> [DATA]
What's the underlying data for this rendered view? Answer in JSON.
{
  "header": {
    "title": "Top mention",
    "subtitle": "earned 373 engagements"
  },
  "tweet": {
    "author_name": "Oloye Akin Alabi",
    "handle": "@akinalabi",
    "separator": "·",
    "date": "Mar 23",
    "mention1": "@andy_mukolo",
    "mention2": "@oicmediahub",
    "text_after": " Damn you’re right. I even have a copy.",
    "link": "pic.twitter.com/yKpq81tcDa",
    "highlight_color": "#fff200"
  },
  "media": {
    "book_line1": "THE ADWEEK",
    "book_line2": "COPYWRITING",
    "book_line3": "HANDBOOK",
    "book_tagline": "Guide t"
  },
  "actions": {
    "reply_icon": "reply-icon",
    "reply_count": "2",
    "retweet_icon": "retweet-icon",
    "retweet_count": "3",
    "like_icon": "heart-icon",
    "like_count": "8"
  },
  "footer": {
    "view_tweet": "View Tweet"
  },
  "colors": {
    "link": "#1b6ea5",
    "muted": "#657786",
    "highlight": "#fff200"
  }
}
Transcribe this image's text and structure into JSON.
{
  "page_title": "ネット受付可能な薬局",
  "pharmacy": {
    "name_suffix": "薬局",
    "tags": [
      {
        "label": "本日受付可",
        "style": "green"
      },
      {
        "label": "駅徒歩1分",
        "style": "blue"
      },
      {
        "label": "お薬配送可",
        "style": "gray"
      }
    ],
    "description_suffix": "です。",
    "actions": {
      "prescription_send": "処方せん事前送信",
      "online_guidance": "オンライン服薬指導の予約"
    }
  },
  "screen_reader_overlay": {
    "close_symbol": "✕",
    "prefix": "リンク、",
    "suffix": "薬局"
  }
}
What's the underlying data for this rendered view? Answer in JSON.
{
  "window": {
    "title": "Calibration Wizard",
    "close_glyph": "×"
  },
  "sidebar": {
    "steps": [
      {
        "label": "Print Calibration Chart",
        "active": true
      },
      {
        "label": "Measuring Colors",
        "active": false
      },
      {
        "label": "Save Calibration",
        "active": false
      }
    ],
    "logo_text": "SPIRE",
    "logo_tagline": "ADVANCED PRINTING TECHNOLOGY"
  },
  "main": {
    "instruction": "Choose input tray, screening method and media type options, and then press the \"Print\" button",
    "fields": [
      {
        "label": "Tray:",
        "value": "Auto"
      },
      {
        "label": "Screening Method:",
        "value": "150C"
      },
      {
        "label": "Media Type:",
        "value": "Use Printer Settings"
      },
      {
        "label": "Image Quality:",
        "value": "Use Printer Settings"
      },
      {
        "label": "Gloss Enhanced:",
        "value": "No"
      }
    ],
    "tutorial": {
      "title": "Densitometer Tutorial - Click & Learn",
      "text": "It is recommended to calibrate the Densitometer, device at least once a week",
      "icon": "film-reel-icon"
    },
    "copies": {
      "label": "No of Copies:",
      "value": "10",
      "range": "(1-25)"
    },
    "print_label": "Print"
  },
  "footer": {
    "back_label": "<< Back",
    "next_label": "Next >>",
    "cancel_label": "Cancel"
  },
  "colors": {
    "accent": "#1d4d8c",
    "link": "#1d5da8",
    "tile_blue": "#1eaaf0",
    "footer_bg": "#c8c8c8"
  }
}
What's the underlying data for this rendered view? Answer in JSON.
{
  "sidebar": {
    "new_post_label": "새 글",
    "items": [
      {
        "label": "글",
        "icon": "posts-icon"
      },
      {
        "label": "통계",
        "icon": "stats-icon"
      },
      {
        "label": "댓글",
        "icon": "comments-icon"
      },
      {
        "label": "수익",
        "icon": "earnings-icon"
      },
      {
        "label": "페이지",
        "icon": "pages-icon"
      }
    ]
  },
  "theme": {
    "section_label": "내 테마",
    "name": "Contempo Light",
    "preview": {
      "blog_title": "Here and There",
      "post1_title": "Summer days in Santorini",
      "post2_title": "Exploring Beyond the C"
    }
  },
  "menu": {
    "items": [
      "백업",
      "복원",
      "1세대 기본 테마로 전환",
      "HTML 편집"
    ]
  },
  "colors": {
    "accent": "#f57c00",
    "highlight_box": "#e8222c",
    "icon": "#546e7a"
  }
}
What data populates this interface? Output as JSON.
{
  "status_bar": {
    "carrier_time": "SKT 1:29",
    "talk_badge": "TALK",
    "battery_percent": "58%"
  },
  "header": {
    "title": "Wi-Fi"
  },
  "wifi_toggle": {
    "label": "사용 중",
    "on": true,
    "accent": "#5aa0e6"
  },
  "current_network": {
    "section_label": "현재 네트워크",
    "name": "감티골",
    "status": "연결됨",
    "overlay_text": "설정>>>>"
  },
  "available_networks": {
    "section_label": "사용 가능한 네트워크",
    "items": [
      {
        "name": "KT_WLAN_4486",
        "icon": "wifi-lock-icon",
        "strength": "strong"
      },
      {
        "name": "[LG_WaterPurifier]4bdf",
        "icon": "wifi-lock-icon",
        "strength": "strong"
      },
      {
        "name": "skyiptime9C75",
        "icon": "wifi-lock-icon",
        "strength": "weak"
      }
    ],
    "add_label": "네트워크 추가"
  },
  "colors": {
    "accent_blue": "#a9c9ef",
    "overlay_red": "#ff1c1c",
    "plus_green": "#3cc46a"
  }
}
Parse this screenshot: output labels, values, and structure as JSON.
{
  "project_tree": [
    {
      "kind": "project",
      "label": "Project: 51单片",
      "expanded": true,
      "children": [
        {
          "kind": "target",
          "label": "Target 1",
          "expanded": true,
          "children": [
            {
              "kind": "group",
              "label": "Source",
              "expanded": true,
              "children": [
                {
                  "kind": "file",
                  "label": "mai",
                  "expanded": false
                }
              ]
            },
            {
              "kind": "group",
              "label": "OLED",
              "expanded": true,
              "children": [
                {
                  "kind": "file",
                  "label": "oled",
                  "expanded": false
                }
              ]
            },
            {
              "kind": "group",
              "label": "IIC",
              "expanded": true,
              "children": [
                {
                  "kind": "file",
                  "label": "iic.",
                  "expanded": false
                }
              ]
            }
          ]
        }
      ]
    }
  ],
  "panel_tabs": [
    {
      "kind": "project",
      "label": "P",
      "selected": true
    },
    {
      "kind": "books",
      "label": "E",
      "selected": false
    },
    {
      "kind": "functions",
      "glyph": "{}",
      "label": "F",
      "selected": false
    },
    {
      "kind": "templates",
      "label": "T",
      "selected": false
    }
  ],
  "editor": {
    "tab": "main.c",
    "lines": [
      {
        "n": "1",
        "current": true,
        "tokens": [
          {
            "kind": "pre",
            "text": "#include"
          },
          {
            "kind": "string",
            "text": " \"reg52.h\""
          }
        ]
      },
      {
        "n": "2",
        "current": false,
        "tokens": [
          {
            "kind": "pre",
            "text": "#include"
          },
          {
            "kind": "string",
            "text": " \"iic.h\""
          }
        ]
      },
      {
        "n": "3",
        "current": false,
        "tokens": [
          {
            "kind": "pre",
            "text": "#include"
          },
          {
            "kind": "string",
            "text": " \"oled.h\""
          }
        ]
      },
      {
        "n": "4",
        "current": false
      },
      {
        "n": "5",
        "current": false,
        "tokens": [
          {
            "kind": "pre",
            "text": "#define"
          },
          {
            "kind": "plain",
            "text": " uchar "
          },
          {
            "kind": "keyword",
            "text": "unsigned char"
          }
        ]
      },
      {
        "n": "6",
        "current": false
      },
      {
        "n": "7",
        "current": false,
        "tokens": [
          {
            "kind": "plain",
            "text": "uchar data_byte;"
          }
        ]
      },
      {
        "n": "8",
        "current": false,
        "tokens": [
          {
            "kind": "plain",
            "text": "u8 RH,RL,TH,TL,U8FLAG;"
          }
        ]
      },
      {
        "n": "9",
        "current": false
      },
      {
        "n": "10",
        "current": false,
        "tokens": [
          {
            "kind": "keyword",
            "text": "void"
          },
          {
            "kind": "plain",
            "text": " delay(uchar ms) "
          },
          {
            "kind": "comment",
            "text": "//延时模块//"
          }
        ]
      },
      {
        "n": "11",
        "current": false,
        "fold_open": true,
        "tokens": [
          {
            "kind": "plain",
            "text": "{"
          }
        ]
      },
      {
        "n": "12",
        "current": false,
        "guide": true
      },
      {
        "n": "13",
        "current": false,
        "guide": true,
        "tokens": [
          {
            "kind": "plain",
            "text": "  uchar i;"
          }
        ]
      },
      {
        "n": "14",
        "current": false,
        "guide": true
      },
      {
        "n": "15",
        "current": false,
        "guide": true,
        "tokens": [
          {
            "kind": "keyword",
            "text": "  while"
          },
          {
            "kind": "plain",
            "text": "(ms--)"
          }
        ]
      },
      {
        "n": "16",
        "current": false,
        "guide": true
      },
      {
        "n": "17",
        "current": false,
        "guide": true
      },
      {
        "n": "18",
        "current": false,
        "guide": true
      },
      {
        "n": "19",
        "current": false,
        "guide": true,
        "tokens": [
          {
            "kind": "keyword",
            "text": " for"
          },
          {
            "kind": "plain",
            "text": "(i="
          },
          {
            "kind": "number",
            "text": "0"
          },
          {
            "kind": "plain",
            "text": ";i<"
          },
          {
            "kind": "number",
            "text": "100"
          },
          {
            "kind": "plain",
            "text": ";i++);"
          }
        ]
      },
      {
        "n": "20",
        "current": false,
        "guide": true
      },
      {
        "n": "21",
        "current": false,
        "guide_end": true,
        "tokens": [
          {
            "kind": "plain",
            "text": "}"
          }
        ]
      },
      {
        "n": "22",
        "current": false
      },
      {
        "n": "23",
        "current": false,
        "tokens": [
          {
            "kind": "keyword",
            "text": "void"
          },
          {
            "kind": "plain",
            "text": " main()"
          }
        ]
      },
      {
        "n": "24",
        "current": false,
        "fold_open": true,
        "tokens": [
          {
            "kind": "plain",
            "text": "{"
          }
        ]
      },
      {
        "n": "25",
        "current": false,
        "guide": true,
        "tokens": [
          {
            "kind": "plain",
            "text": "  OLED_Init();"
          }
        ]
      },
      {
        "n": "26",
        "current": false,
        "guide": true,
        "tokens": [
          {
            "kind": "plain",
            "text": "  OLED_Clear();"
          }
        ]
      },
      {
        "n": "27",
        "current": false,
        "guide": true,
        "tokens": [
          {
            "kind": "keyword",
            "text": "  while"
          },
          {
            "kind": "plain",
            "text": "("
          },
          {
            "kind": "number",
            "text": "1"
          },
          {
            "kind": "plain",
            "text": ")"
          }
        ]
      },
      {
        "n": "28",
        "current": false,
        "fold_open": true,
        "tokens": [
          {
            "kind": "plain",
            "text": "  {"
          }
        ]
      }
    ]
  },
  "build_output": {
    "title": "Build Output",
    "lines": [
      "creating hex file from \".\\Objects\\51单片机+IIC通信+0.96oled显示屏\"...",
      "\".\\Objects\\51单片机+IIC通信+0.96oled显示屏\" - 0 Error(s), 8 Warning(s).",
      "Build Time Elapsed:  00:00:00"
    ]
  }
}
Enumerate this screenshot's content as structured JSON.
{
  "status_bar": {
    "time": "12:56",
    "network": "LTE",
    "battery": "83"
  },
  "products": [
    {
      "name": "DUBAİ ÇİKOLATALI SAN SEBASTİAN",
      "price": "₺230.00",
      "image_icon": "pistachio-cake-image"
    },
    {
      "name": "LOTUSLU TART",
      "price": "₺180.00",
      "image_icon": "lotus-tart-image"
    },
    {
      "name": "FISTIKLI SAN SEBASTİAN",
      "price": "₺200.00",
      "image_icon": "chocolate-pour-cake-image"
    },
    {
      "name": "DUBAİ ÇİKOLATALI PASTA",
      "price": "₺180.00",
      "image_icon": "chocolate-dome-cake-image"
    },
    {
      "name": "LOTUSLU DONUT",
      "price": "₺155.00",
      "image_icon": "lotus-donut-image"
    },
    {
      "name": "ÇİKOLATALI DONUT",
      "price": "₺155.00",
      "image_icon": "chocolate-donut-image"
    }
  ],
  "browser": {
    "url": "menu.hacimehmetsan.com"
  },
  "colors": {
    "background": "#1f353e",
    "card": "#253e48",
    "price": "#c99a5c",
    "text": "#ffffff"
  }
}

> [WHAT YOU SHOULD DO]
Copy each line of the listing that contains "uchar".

> [YOUR RESPONSE]
            "text": " uchar "
            "text": "uchar data_byte;"
            "text": " delay(uchar ms) "
            "text": "  uchar i;"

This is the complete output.